Developing medications is a structured and regulated process. It usually begins with an idea that that a certain compound could benefit patients by improving their condition.
The compound is first tested in the laboratory – in cells or animals – to find out if it could be beneficial. Only then is the compound tested in humans, in a series of studies called “clinical trials”. If these prove safe and effective, the compound may then be licensed and marketed as a drug for treatment of the condition.
Clinical trials are usually conducted by drug companies, but in some cases by academic institutions.
Clinical trials are tightly regulated by laws, which were made to protect participants, while ensuring that the drug in development will not be released for use as a patient treatment until it is safe and effective.

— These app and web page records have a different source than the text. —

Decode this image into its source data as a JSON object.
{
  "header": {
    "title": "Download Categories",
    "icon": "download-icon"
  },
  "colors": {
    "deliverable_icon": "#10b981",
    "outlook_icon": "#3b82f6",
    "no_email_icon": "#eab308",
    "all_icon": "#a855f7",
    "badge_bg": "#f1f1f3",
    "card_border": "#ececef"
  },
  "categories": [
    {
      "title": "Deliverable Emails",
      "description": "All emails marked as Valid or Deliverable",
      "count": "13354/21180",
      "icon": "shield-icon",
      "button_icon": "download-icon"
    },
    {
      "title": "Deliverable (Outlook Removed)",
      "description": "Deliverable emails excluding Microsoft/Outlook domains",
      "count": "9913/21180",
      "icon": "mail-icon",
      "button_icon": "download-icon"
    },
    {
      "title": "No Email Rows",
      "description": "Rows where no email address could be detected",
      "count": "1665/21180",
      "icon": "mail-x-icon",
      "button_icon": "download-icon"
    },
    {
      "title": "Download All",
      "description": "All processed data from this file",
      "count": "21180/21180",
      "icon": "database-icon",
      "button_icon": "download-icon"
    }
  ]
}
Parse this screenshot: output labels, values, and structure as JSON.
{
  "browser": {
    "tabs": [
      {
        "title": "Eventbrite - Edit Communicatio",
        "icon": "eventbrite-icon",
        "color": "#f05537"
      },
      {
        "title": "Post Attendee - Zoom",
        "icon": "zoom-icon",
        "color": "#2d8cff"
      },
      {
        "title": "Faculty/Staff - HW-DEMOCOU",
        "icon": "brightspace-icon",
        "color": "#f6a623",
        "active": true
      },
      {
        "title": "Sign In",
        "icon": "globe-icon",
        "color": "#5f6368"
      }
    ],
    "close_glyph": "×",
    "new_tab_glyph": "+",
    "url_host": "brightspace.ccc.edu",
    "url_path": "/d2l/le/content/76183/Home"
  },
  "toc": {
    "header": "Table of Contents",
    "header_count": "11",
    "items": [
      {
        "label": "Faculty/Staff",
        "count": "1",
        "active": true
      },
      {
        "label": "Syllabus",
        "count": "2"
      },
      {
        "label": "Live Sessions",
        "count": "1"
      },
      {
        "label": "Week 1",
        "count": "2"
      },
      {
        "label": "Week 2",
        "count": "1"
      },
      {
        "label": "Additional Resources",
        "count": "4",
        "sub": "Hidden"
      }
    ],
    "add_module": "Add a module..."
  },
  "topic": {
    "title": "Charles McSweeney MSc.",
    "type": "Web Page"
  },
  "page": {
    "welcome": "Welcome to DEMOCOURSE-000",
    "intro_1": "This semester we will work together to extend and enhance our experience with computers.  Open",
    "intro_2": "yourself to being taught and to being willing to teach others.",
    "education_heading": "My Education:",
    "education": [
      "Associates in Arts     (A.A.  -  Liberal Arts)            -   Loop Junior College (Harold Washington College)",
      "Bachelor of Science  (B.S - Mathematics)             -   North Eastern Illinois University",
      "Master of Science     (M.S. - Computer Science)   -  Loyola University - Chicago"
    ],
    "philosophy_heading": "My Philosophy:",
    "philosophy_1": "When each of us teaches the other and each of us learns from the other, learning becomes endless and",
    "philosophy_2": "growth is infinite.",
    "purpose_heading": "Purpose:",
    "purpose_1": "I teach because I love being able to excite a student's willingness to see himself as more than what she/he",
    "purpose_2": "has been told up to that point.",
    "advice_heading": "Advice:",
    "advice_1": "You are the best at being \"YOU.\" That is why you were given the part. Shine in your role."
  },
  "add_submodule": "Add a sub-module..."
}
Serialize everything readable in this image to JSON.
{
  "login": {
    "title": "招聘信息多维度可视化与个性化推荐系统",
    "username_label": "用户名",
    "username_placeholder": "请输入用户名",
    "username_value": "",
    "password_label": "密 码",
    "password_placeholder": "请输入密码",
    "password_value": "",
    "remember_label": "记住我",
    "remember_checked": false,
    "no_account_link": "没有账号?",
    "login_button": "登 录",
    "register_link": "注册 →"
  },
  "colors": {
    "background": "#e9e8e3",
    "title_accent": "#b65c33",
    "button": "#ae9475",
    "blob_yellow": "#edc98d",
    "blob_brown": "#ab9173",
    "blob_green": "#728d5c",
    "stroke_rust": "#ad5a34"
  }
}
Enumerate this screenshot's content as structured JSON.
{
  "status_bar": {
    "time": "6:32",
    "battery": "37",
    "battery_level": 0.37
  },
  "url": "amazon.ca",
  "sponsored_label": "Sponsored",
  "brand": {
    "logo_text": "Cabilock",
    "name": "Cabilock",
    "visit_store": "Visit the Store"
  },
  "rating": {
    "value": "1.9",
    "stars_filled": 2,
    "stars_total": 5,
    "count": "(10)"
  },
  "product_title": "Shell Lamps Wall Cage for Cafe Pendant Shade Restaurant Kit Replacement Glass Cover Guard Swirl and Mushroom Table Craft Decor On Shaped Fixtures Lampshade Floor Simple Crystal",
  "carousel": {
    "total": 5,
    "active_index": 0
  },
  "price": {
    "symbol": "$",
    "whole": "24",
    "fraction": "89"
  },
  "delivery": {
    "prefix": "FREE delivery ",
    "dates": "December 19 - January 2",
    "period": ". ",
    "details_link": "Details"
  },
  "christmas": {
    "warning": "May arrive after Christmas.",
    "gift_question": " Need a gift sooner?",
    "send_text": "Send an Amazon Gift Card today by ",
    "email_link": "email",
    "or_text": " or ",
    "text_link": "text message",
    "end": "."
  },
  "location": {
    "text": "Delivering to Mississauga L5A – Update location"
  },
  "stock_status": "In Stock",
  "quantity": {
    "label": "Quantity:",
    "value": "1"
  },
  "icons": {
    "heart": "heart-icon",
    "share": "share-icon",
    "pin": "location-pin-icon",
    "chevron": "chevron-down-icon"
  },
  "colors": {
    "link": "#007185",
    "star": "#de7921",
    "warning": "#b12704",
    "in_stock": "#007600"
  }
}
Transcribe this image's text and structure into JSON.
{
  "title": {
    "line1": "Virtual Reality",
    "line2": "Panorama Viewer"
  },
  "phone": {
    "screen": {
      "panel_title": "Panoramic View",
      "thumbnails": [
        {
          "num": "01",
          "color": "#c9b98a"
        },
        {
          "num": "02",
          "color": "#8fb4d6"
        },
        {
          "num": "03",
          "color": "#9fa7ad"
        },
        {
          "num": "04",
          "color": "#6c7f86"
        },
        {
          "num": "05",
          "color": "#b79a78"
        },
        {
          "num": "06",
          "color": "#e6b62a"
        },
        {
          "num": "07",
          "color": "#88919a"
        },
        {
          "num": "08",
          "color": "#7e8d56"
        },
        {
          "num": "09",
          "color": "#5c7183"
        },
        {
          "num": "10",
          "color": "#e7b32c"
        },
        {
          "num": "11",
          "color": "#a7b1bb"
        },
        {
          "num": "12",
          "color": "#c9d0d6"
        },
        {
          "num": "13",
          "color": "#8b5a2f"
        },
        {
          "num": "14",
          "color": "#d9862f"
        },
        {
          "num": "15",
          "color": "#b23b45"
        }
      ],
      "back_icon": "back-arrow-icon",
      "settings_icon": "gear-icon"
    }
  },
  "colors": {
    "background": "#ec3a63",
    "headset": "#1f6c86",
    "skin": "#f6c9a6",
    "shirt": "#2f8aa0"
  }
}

These trials are advanced in steps, each of which has to be successful in order to move on to the next phase - see phases I to IV below:
- Phase I trials determine how safe a compound is in healthy volunteers (looking out for potential undesired side effects).
- Phase II trials determine safety and the optimal dose in patients (the amount of the compound and how often it should be taken).
- Phase III trials determine the compound’s effectiveness in patients.
- Phase IV trials may be performed after the drug is already licensed and usually look for the effect of the drug outside the limited specifications of earlier clinical phase trials.
Each phase trial must show that it was successful in order to move on to the next phase trial.
Due to the complexity of these processes, it typically takes years from early development to marketing of a drug. In this process, many compounds fail to demonstrate effectiveness or for other reasons their development may be stopped.